Both these steps represent serious risks in and of themselves; but often they also pose dangers far larger than the problem they purport to solve, dangers neglected as people react to them. Two such ideas have surfaced today regarding Crimea, one from US President Donald Trump and a second from Greeks on that occupied Ukrainian peninsula.
The one that is certain to gain the greater amount of attention is a report in Buzzfeed today that Trump told the G7 meeting in Ottawa that “Crimea is Russian,” a reversal of the US position up to now and a major victory for Vladimir Putin (buzzfeed.com/albertonardelli/trump-russia-crimea and thebell.io/buzzfeed-tramp-nazval-krym-rossijskim/).
That is disastrous enough as a betrayal of Ukraine, but the reason Trump reportedly invoked to justify this idea is even more disturbing. It goes further than even Putin has in justifying Russian aggression. Since 2014, Putin has justified the Anschluss by pointing to the referendum he orchestrated after Russian forces moved in.
What Trump reportedly said was that Crimea is Russian because “all the people there speak Russian,” a position that mirrors the Kremlin leader’s earlier assertions about “a Russian world” embracing more than just Crimea and the Donbass and one that Moscow might seek to apply to northern Kazakhstan, parts of Belarus and so on.
As of now, the White House has neither confirmed nor denied Trump said this, and one should treat the Buzzfeed report with caution because its sources were not authorized to report this and spoke only on condition of anonymity. But if it is true – or even if it is a trial balloon – no one should forget these larger problems as well as the immediate ones it can cause.

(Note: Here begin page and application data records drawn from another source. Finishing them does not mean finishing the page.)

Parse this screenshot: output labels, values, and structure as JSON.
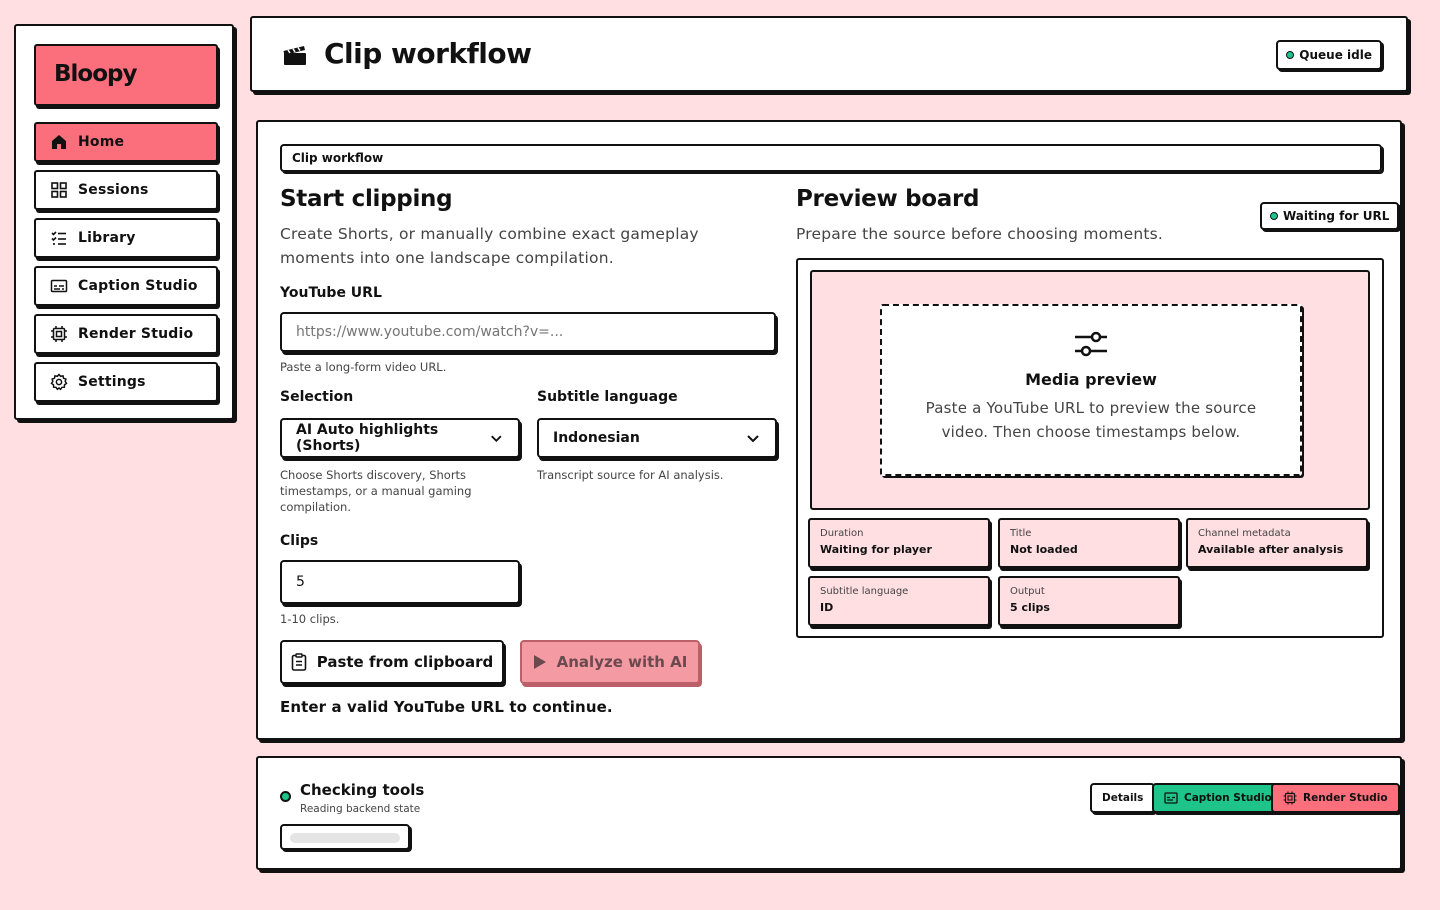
{
  "app": {
    "brand": "Bloopy"
  },
  "sidebar": {
    "items": [
      {
        "label": "Home",
        "icon": "home-icon",
        "active": true
      },
      {
        "label": "Sessions",
        "icon": "grid-icon"
      },
      {
        "label": "Library",
        "icon": "list-check-icon"
      },
      {
        "label": "Caption Studio",
        "icon": "caption-icon"
      },
      {
        "label": "Render Studio",
        "icon": "chip-icon"
      },
      {
        "label": "Settings",
        "icon": "gear-icon"
      }
    ]
  },
  "header": {
    "title": "Clip workflow",
    "icon": "clapperboard-icon",
    "queue_status": "Queue idle"
  },
  "main": {
    "breadcrumb": "Clip workflow",
    "start": {
      "title": "Start clipping",
      "description": "Create Shorts, or manually combine exact gameplay moments into one landscape compilation.",
      "url_label": "YouTube URL",
      "url_placeholder": "https://www.youtube.com/watch?v=...",
      "url_value": "",
      "url_hint": "Paste a long-form video URL.",
      "selection_label": "Selection",
      "selection_value": "AI Auto highlights (Shorts)",
      "selection_hint": "Choose Shorts discovery, Shorts timestamps, or a manual gaming compilation.",
      "subtitle_label": "Subtitle language",
      "subtitle_value": "Indonesian",
      "subtitle_hint": "Transcript source for AI analysis.",
      "clips_label": "Clips",
      "clips_value": "5",
      "clips_hint": "1-10 clips.",
      "paste_button": "Paste from clipboard",
      "analyze_button": "Analyze with AI",
      "validation": "Enter a valid YouTube URL to continue."
    },
    "preview": {
      "title": "Preview board",
      "description": "Prepare the source before choosing moments.",
      "status": "Waiting for URL",
      "media_title": "Media preview",
      "media_text": "Paste a YouTube URL to preview the source video. Then choose timestamps below.",
      "meta": [
        {
          "key": "Duration",
          "value": "Waiting for player"
        },
        {
          "key": "Title",
          "value": "Not loaded"
        },
        {
          "key": "Channel metadata",
          "value": "Available after analysis"
        },
        {
          "key": "Subtitle language",
          "value": "ID"
        },
        {
          "key": "Output",
          "value": "5 clips"
        }
      ]
    }
  },
  "status_bar": {
    "title": "Checking tools",
    "subtitle": "Reading backend state",
    "details_button": "Details",
    "caption_button": "Caption Studio",
    "render_button": "Render Studio",
    "colors": {
      "ok": "#1ec48a",
      "accent": "#fb6f7c"
    }
  }
}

The second proposal comes from the ethnic Greek community on the occupied Ukrainian peninsula. It has called for going back to the tsarist-era term for the region and calling Crimea again the Tauride, thus eliminating “Crimea” as a problem by eliminating the name – or at least creating confusion (ura.news/news/1052338816 and cont.ws/@comandanteoleg/975344).
Nomenclature matters, and one perhaps can even sympathize with the tiny Greek minority on the peninsula for wanting to have a name more closely associated with themselves and their history than “Crimea” does. But there are two far-reaching consequences if this proposal gains any traction.

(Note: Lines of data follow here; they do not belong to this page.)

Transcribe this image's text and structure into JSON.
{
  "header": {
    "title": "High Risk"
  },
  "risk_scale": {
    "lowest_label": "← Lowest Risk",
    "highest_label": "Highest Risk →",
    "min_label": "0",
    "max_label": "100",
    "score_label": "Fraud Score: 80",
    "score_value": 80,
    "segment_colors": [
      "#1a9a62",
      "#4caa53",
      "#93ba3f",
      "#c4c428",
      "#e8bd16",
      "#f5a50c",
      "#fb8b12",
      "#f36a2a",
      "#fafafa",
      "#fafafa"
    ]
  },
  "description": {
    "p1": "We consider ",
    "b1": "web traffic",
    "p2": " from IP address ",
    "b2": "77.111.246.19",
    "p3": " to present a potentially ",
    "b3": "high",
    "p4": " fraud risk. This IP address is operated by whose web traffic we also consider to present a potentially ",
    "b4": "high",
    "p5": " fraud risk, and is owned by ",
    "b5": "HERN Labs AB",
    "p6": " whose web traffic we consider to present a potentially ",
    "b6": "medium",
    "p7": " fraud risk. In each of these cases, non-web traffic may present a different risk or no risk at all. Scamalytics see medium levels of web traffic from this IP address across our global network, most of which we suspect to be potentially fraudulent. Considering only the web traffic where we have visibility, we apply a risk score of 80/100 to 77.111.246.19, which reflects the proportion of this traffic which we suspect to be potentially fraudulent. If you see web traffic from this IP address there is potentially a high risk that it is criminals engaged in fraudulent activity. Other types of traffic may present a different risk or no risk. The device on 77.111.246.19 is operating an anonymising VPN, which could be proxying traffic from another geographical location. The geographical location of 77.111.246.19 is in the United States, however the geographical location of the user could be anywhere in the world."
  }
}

On the one hand, it would dramatically undercut the position of the Crimean Tatars, for whom the Crimea is their unique national homeland. Indeed, some in Moscow and the West would likely view the Greek proposal as a way of denying that the Crimean Tatars have any rights to national self-determination.

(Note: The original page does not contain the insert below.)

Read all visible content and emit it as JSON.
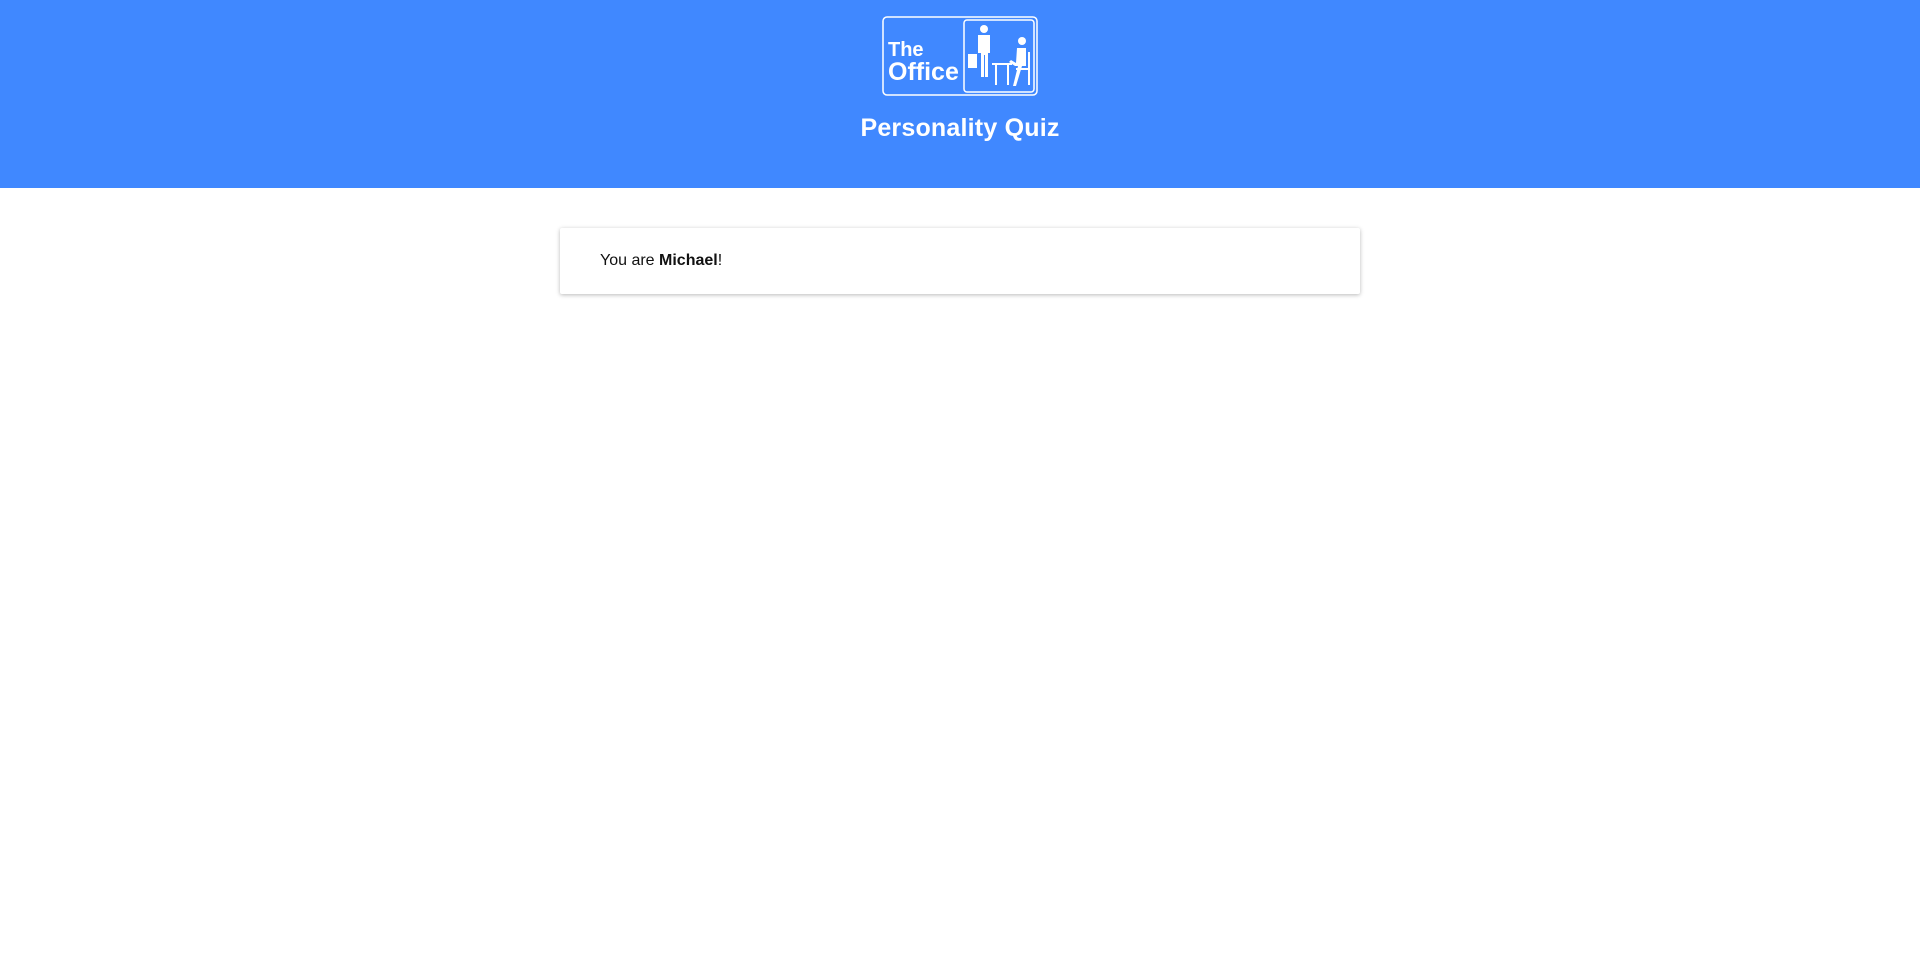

And on the other – and far more seriously – it would open the way for more Russian aggression. Those who are ready to accept the notion of going back to “Tauride” as a name for the peninsula may not know or have forgotten that in tsarist times, the Tauride included not just Crimea but a large part of the south of what the Putin regime has referred to as Novorossiya.
Thus, this new-old term would lend support to Russian aggression not only in Crimea but in the Donbass – and by extension elsewhere wherever imperial Russian boundaries and names do not correspond with current post-1991 ones.
Both proposals then must be rejected and denounced by all those who care about Ukraine and about the maintenance of international law, not only because of what would be their immediate consequences but even more because of what would be their longer-term ones as well.